Research Is Expanding Into the Use of Interleukin-12 as an Anticancer Agent
Premal Thaker, MD, and Charles Leath, MD
Based on the development of more effective delivery technologies and advances in clinical research, the focus on interleukin-12 (IL-12) in oncology is continuing to expand.
Recent research has indicated the potential for IL-12 therapy to be effective in combination with new and emerging biologics including other immunomodulatory drugs.1-4
Interest in IL-12 is being driven further by research showing the potential for curative benefits in treatment in certain forms of cancer, potentially transforming them into chronically managed conditions.
Researchers Renewing Focus on IL-12
IL-12, a cytokine that acts as a key regulator for certain immune responses, was an important focus in oncology research in the late 1980s.5 In multiple research efforts, IL-12 was shown to have potent anticancer activity (Figures 1-2). Based on these early results, researchers advanced development programs targeting IL-12 in treatment of several human cancers including melanoma, renal carcinoma, and lymphocytic lymphoma.6
However, early clinical research also indicated that cell culture-derived recombinant IL-12 (rIL-12) therapy was associated with systemic toxicity that could lead to potentially serious adverse events and put patients at risk.7-8 In some clinical research programs, IL-12 treatment was associated with patient deaths.
Figure 1. Interleukin-12 has multiple distinct mechanisms of action that lead to tumor cell death.
Figure 2. Interleukin-12 addresses cancer cells by recruiting the immune system, inducing powerful anti-cancer mechanisms for an immune attack.
Analysis showed that adverse events were attributed to the therapy's short half-life and generally poor pharmacokinetics. Based on these risks, IL-12 clinical trials slowed; however, research that focused on efforts to improve pharmacokinetics and safety of IL-12 continued.
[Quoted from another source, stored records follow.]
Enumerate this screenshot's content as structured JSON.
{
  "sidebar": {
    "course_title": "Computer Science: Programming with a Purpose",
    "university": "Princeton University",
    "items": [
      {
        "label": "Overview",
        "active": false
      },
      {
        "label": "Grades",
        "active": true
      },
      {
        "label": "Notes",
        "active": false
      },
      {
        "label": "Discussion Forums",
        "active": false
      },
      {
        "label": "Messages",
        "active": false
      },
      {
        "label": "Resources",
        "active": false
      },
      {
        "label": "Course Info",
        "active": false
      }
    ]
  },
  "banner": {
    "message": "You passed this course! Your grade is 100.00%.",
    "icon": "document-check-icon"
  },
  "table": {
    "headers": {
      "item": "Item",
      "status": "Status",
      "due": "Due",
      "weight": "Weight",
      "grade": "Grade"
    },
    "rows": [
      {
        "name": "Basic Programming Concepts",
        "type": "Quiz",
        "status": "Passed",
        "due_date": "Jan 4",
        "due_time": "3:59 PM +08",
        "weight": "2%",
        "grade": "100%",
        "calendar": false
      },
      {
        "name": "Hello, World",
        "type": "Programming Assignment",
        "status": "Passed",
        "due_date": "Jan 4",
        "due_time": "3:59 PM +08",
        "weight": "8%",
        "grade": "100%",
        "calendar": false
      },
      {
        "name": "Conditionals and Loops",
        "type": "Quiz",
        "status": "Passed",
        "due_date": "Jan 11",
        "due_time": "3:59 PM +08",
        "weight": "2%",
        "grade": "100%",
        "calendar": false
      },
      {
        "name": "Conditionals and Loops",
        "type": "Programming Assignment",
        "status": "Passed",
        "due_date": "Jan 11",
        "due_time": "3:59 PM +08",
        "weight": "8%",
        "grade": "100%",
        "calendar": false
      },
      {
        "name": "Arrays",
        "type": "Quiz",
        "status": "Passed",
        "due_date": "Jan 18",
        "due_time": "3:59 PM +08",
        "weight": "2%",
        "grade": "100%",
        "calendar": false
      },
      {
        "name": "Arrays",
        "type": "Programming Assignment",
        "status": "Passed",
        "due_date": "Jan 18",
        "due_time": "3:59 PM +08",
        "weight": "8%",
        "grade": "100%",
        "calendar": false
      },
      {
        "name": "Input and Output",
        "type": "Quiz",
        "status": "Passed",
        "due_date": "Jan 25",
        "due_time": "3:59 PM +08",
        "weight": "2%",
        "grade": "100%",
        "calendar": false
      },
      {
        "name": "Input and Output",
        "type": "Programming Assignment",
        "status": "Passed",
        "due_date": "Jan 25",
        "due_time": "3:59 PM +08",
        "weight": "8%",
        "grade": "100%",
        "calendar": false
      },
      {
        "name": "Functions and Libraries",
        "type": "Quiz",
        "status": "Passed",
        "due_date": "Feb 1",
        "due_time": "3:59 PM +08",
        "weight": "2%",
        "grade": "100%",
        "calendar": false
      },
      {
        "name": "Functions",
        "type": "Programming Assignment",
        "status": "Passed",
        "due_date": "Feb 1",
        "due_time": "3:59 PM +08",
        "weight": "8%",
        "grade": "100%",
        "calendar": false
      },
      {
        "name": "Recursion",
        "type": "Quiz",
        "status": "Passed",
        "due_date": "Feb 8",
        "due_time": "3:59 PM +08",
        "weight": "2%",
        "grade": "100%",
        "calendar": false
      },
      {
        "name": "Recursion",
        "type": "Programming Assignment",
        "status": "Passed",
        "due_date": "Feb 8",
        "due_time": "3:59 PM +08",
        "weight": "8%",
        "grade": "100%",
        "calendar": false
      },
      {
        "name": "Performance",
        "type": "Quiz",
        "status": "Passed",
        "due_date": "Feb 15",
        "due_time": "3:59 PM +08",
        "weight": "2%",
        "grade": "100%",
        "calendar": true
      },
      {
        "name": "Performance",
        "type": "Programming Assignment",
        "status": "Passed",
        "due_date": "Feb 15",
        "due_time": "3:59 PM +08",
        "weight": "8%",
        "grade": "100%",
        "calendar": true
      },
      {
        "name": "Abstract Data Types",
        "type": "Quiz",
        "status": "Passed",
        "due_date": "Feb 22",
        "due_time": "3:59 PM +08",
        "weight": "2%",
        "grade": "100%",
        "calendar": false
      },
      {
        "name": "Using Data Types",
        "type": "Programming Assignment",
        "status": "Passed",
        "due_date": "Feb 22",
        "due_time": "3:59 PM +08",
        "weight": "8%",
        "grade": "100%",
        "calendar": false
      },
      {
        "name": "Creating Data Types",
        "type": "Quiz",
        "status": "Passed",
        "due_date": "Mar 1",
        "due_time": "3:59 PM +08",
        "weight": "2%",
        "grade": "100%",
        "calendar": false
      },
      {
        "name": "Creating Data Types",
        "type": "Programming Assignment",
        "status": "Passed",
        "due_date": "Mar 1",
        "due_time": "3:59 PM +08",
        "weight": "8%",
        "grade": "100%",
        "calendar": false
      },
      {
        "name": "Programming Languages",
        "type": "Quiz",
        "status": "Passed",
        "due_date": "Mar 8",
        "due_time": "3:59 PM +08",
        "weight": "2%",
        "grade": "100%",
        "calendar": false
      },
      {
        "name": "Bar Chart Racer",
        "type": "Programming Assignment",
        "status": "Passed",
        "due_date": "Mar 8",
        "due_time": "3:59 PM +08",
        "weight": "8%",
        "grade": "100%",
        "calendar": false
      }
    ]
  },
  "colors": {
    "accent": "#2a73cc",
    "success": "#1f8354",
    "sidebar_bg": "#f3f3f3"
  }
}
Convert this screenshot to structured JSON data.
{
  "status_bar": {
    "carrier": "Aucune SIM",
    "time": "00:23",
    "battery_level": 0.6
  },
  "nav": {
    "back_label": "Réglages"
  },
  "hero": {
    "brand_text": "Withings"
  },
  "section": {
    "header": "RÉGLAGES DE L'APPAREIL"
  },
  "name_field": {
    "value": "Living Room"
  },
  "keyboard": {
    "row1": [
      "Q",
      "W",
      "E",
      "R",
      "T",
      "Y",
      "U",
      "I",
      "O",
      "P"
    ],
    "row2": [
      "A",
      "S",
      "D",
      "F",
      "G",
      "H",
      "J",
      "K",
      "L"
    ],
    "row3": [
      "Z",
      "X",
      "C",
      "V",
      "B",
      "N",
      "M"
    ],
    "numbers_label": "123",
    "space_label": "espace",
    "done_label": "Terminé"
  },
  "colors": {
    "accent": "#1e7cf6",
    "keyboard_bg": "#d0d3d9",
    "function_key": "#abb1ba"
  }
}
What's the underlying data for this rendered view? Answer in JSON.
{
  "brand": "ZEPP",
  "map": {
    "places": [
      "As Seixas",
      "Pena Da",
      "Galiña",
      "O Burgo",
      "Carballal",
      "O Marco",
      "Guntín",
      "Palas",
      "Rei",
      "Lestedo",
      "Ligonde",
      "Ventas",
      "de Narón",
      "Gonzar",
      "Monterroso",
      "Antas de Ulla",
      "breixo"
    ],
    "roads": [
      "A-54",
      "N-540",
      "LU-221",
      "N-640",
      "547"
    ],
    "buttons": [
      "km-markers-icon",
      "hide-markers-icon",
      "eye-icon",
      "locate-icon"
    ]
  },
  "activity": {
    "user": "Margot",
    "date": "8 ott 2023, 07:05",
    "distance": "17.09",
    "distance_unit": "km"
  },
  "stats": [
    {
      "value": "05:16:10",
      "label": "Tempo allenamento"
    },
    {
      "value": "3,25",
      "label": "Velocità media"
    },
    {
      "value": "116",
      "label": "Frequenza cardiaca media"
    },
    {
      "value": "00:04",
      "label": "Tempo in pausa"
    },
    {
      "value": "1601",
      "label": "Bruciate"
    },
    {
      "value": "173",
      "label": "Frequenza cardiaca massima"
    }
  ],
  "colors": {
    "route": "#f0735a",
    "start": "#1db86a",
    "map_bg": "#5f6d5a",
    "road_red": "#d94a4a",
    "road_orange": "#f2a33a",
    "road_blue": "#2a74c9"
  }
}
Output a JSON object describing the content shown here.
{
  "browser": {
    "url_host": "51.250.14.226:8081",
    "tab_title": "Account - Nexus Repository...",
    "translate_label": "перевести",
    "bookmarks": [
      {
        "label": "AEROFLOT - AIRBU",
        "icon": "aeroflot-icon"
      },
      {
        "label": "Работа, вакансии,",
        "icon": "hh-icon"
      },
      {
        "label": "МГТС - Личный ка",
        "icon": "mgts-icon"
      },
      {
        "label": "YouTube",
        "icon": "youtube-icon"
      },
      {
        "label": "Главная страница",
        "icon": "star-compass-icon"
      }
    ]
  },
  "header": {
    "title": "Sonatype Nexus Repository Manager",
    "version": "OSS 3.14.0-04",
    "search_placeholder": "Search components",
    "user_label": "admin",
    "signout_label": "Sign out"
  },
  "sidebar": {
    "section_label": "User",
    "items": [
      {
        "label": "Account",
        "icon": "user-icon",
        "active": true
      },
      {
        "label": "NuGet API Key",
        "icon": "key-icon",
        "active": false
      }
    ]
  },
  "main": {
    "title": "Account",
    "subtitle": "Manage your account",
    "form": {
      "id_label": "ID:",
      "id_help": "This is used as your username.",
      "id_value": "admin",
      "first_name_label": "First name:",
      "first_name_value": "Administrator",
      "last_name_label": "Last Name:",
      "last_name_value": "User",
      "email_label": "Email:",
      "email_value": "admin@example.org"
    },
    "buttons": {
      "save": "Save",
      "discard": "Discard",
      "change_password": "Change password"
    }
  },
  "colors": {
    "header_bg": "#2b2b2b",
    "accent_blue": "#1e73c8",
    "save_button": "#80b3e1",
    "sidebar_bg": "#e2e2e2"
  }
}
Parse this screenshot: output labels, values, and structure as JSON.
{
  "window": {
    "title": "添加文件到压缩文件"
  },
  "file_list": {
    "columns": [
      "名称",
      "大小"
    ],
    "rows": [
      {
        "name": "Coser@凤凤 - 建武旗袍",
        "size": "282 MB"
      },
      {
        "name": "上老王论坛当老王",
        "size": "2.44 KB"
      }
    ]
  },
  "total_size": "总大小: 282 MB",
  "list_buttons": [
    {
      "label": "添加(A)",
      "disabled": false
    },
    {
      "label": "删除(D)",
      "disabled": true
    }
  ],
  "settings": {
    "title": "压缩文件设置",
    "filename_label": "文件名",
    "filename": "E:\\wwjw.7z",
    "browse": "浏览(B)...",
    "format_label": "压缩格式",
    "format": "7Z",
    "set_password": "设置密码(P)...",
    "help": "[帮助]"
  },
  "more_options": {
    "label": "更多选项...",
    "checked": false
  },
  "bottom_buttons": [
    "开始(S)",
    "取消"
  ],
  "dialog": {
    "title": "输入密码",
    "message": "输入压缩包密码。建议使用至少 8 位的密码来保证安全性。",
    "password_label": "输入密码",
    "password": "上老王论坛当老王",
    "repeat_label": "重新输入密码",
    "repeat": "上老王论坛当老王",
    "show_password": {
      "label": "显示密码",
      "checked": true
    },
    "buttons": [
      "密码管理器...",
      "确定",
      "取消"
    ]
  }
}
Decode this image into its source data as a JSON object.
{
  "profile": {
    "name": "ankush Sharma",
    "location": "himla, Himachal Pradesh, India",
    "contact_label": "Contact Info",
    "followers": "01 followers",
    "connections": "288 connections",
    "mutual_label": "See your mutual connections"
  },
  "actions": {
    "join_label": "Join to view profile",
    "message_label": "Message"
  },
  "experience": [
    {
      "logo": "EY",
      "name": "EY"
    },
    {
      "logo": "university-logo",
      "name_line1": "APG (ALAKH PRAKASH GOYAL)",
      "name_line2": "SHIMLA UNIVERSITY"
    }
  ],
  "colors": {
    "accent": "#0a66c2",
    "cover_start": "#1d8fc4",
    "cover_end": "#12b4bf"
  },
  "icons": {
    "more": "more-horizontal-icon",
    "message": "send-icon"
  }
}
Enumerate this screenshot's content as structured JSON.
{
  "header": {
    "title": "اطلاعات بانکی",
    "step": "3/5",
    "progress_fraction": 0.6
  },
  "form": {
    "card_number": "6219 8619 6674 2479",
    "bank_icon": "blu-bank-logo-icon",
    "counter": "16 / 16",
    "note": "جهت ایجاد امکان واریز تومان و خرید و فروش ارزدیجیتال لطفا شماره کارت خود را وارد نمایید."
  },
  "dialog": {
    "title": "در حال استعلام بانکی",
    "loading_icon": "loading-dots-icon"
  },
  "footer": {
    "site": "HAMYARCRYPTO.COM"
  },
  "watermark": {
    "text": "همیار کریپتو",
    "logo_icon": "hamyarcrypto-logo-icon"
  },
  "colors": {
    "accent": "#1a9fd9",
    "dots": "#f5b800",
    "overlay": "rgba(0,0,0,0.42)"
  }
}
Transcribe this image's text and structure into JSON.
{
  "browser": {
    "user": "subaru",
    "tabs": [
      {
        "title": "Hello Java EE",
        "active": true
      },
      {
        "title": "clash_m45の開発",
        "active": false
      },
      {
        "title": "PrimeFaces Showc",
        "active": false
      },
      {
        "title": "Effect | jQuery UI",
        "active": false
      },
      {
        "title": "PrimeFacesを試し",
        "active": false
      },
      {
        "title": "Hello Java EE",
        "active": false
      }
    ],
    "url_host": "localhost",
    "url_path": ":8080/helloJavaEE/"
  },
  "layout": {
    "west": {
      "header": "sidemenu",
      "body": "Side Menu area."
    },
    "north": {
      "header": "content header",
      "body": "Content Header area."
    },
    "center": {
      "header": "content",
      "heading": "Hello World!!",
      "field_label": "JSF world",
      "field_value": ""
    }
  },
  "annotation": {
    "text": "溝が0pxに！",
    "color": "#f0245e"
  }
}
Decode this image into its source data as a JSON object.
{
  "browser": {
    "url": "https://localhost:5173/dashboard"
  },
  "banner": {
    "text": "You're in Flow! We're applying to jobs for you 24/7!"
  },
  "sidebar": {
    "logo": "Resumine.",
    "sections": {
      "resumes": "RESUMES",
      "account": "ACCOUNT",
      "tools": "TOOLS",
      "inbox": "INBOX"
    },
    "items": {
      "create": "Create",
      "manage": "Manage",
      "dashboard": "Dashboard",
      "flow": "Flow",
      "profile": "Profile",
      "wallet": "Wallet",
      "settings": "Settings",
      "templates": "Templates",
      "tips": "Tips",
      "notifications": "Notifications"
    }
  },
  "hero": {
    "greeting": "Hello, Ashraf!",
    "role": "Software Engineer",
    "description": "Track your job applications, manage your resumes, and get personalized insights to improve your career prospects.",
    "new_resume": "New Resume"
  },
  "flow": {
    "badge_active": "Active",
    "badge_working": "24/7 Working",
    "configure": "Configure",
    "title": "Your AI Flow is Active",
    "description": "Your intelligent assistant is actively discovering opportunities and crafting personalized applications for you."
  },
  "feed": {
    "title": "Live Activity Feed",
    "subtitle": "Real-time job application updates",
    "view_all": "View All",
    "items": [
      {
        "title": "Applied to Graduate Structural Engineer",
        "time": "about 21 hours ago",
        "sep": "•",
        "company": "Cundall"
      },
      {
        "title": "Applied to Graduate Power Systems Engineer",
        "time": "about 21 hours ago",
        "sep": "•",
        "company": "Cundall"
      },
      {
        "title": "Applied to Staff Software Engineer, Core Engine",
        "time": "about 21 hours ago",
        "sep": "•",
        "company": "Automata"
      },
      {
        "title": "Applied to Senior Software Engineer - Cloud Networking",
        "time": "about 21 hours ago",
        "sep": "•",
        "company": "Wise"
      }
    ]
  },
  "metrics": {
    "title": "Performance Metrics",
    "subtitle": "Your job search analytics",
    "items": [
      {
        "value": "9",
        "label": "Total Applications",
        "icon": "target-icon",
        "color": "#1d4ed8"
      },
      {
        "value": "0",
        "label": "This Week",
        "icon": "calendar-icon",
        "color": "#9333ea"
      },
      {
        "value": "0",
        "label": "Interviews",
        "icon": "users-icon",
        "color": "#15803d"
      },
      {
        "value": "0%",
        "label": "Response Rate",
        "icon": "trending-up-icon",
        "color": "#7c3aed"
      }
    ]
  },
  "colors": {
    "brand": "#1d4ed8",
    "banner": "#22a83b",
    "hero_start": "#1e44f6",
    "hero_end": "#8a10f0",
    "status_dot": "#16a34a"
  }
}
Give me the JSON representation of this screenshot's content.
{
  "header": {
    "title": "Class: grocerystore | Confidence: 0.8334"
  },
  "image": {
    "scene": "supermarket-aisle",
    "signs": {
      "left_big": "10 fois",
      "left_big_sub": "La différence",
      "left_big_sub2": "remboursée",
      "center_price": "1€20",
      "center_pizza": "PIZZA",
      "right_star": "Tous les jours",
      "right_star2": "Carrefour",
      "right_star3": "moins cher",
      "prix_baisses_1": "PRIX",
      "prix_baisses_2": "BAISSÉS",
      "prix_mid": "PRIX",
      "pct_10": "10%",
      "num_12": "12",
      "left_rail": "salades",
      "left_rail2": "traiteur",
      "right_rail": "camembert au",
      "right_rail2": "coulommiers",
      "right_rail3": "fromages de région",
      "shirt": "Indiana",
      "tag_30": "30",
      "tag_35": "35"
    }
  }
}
After many years of effort, researchers have reported progress in the development of alternative strategies to improve both the pharmacokinetics and safety of rIL-12 therapies based on the use of more advanced delivery mechanisms.
Of these, 3 distinct approaches have thus far reported proof-of-concept studies in experimental models. These include gene therapy approaches to IL-12 (viral or plasmid DNA approaches)9-10 and attachment of polyethylene glycol (PEG) to improve IL-12 half-life and membrane-bound IL-12.11